--- TASK INSTRUCTIONS ---
Of the lines below, copy those that hold the word "kind".

--- MATERIAL TO PROCESS ---
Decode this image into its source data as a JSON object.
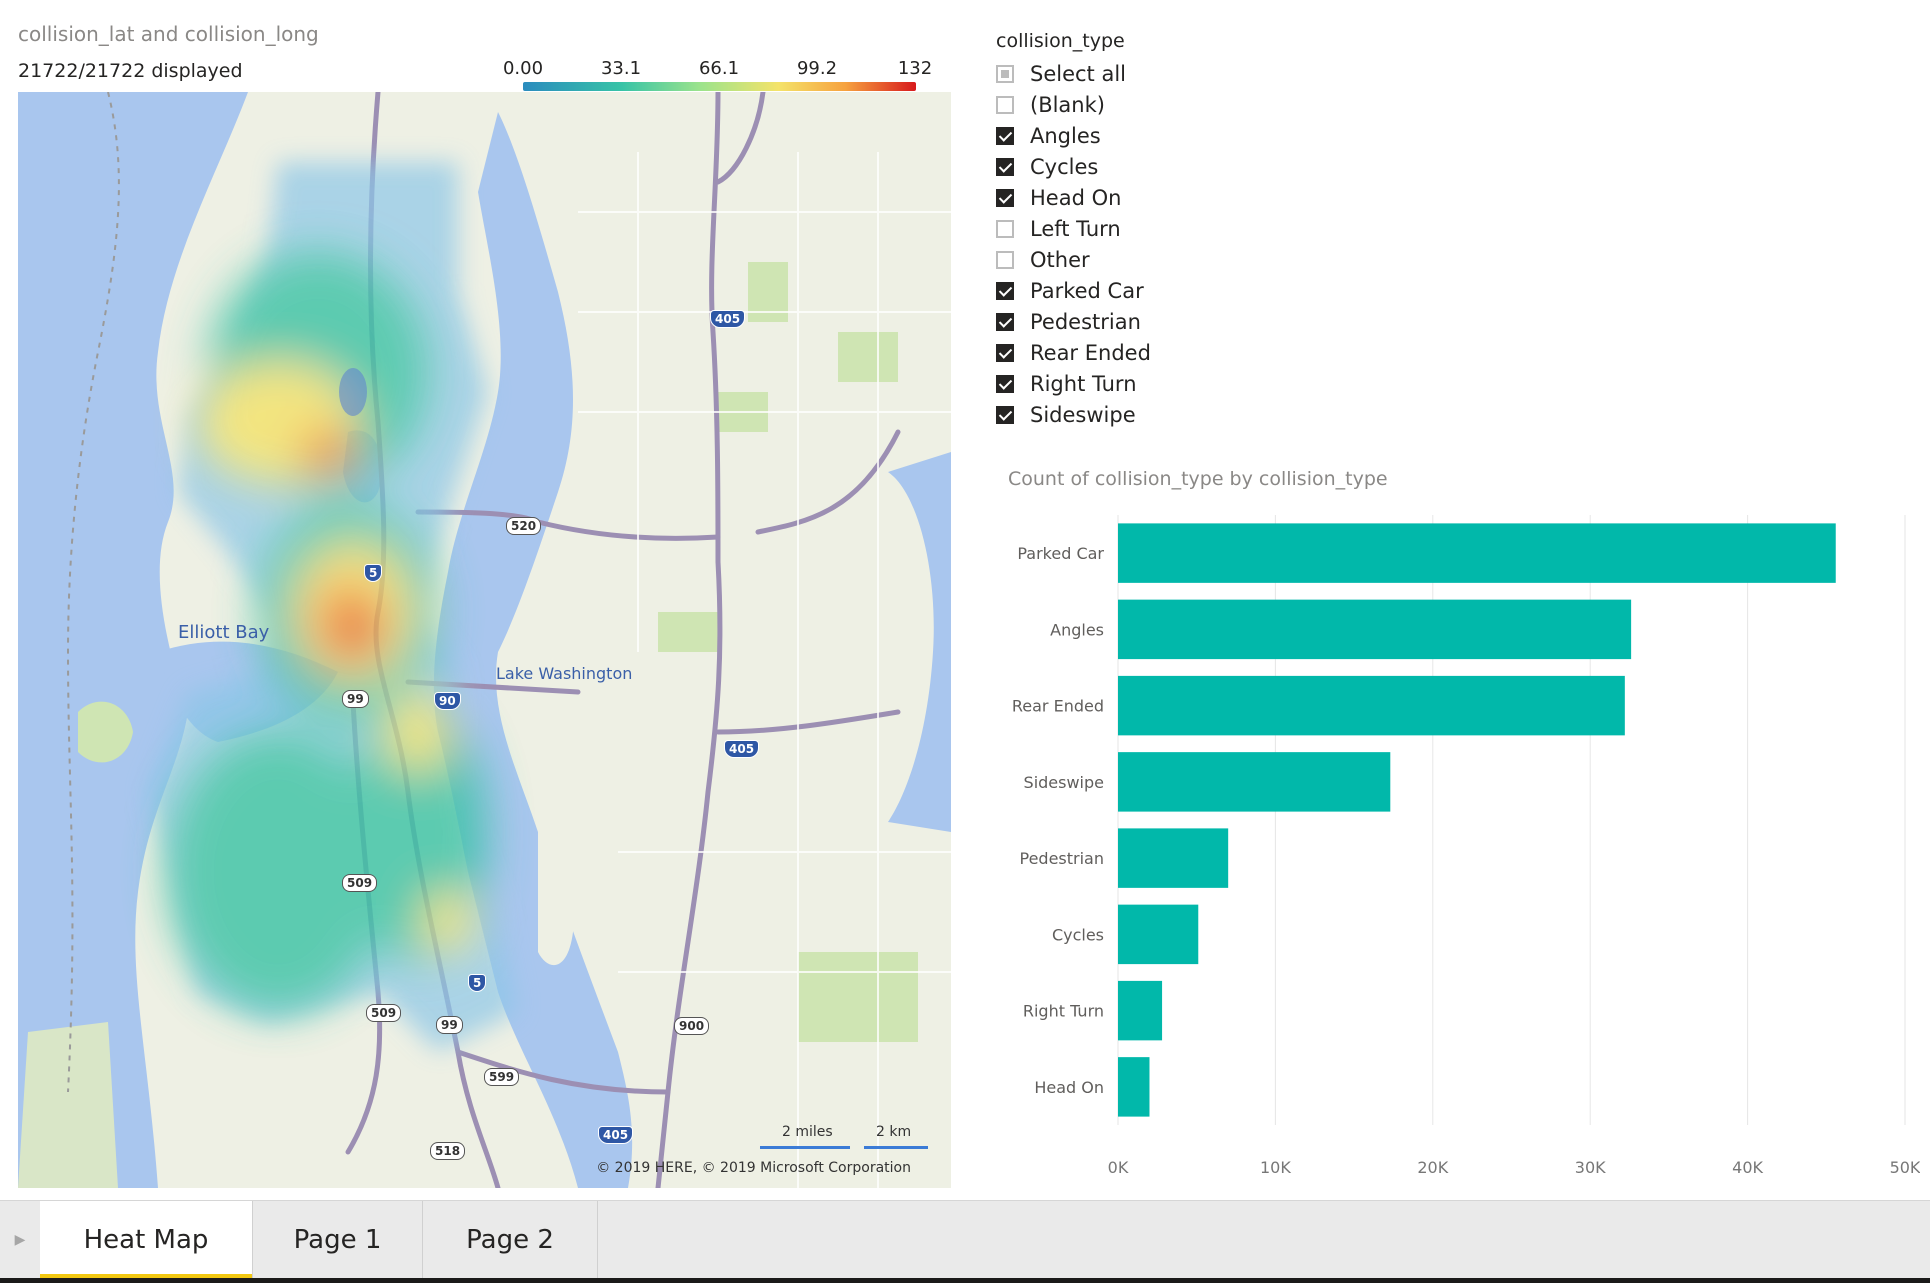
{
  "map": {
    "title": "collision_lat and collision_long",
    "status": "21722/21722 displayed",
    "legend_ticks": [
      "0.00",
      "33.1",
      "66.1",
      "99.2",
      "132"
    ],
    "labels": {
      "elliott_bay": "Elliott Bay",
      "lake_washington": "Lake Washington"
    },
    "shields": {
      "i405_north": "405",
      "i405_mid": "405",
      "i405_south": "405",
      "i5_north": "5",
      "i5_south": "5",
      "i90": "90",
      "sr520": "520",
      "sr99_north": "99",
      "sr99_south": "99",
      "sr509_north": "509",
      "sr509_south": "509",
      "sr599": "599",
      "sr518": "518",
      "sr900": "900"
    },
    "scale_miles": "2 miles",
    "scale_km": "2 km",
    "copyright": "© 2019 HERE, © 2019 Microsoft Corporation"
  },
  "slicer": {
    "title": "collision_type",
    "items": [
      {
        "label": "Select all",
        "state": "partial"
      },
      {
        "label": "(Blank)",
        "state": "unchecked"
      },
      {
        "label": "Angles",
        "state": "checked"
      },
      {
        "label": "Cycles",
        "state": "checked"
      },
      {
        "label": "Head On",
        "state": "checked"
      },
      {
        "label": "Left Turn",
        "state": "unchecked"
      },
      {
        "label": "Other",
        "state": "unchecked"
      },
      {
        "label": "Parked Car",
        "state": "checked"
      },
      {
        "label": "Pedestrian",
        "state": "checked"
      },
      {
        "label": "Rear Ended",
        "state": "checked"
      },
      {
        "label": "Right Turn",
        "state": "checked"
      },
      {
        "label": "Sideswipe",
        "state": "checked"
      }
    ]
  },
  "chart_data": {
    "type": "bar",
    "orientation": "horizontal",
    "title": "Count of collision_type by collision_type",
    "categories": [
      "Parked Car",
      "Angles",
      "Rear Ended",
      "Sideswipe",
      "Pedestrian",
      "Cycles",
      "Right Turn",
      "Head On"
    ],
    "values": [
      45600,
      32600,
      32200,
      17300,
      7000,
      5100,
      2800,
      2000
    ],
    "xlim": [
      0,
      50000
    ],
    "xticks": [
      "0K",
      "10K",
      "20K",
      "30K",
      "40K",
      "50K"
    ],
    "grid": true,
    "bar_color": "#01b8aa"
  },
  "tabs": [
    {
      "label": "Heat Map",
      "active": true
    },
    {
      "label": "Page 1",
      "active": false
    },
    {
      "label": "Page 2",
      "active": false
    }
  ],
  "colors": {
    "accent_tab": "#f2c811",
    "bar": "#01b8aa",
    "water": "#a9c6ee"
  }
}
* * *
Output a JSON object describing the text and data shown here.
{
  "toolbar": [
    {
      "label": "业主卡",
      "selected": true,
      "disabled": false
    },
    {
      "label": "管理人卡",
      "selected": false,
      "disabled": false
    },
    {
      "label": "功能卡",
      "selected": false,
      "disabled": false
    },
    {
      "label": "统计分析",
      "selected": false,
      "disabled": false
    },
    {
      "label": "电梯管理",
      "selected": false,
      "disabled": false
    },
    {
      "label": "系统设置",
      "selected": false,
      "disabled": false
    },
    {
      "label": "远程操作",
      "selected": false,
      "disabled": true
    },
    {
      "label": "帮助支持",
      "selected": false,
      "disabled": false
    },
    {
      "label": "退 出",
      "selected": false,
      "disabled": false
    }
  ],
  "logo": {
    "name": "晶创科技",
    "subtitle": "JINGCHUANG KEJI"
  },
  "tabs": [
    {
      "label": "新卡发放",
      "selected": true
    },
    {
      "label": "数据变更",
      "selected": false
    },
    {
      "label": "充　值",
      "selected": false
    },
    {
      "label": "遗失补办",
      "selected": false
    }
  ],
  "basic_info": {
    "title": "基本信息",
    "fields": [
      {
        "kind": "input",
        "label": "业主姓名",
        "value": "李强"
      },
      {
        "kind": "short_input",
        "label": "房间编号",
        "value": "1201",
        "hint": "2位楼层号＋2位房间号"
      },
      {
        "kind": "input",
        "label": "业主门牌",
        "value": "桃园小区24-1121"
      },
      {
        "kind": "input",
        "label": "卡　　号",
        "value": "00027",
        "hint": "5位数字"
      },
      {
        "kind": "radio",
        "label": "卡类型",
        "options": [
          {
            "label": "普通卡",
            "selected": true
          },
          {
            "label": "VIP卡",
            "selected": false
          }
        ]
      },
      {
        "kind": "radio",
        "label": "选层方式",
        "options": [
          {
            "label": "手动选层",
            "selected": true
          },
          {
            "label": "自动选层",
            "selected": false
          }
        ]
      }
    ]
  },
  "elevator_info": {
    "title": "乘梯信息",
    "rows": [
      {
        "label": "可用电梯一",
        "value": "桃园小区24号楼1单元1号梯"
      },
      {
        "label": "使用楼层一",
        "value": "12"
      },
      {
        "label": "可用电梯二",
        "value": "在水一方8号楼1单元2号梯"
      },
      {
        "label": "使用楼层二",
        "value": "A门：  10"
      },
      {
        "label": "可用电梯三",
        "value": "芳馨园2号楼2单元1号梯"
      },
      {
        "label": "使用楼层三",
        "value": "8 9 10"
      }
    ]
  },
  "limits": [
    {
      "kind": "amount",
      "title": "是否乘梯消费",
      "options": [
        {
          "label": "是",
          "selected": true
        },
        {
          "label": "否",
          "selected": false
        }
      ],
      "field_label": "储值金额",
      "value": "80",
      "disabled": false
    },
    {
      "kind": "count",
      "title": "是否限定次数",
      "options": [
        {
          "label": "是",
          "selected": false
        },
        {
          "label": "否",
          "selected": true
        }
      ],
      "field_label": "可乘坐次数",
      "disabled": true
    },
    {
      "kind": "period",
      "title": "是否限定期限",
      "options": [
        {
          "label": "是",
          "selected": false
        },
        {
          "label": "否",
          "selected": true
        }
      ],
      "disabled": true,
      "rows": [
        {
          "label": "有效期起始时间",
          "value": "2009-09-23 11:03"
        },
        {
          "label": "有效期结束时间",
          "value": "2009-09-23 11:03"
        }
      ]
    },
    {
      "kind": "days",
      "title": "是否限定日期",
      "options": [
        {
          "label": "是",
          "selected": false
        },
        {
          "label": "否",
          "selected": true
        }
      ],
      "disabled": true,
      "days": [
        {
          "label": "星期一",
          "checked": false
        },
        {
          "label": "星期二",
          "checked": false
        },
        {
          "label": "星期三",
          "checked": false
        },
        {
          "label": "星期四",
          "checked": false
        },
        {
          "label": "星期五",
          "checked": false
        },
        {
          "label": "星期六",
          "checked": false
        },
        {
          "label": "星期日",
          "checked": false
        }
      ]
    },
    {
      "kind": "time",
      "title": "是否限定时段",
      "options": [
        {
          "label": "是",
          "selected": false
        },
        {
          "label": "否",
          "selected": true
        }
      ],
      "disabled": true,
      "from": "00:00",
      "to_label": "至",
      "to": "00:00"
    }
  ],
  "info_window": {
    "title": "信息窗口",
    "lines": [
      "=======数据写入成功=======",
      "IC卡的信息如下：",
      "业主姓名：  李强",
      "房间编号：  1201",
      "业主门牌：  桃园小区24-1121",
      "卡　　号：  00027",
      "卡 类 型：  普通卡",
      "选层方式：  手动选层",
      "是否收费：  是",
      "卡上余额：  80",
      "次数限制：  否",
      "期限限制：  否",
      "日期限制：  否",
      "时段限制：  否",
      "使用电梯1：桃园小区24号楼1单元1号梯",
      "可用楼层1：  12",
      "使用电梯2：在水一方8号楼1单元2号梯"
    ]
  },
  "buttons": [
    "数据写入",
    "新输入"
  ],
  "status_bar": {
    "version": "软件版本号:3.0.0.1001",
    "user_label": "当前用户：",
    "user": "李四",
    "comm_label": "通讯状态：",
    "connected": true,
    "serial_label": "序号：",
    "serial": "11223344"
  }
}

--- FINISHED EXERCISE ---
        "kind": "input",
        "kind": "short_input",
        "kind": "input",
        "kind": "input",
        "kind": "radio",
        "kind": "radio",
      "kind": "amount",
      "kind": "count",
      "kind": "period",
      "kind": "days",
      "kind": "time",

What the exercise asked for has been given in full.